Cheryl Strayed had a loyal fan base, who knew her as Cheryl Strayed, and then the cult following of people who knew her as Sugar. I was a member of the latter group. Rebecca Walker, whom I know very, very slightly, posted a link to the “We Are All Savages Inside” column on her Facebook page one day, and I read the column and was transfixed. I had never felt the literary jealousy akin to swallowing battery acid, but Sugar had reminded me that I wasn’t above the feeling, that a very small inkling of it might have stirred within me whether I ever admitted it to myself or not and that I needed to show happiness for people’s success by being happy for them.
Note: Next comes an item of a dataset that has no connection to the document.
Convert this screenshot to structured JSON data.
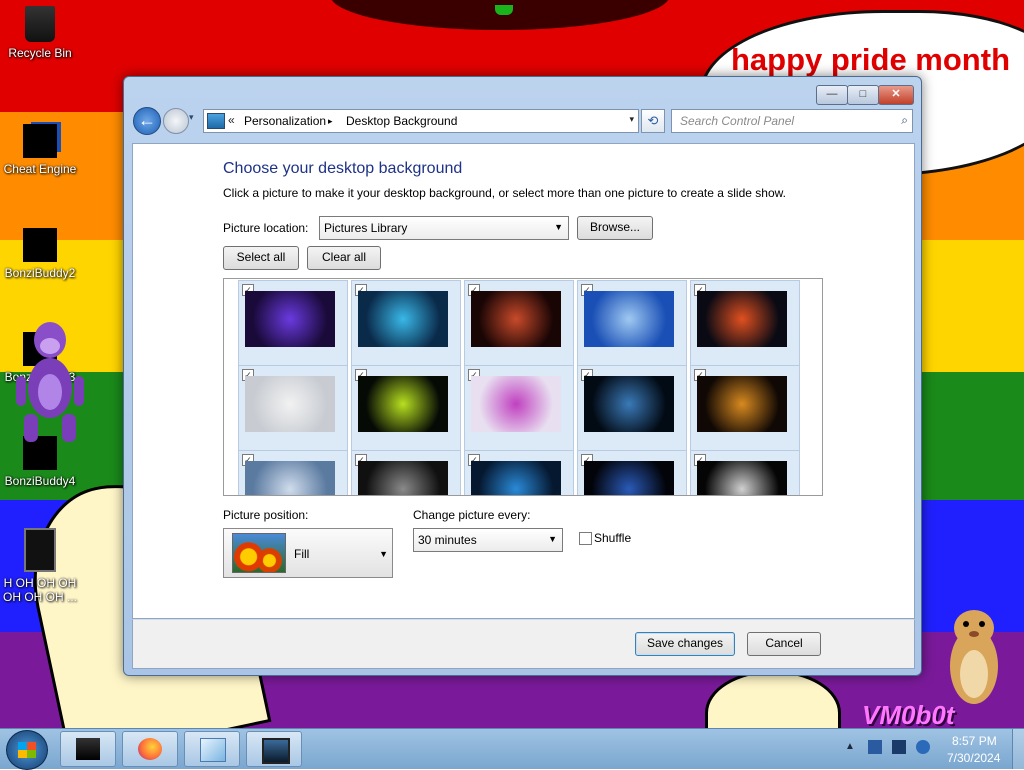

In short, suddenly, I, as the reader, had become the letter writer and Sugar both, the savage and the saint and the human in between. Then I discovered that this column was a weekly, then biweekly, event, and I was hooked. I subscribed to it in every way that I could, so that I could learn more. I can’t say I’ve never read an advice column before that, but usually advice columns filled me with Schadenfreude, not the necessity to rebuild. Suddenly, advice was constructed of literature, which was constructed of the interconnectedness of the life of the letter writer with the life of Sugar with my life with the life of anyone on the planet, known or unknown.
Sugar came out as Cheryl Strayed on Valentine’s Day. I lived about as far away from the event as an American living in America can possibly live, and I felt a vague jealousy that I couldn’t attend her coming out. At the same time, I was grateful that my appreciation of Sugar would always be at least somewhat solitary, that I wouldn’t physically have to negotiate a crowd or worry about whether I should or should not talk to her. You know, all those giddy teenaged feelings about celebrity authors, which I, at least, haven’t fully gotten over.
I woke up on February 15 and read the Facebook post that morning, “My name is Cheryl Strayed …” Strayed. Had my computer pronounced that correctly? (I’m blind and use a screen reader). Yes, that was her name. I double-checked: S-t-r-a-y-e-d. She was not an author I’d ever read. But strayed, having wandered off the path, having left one existence for another, was something I knew. Read the rest of this entry »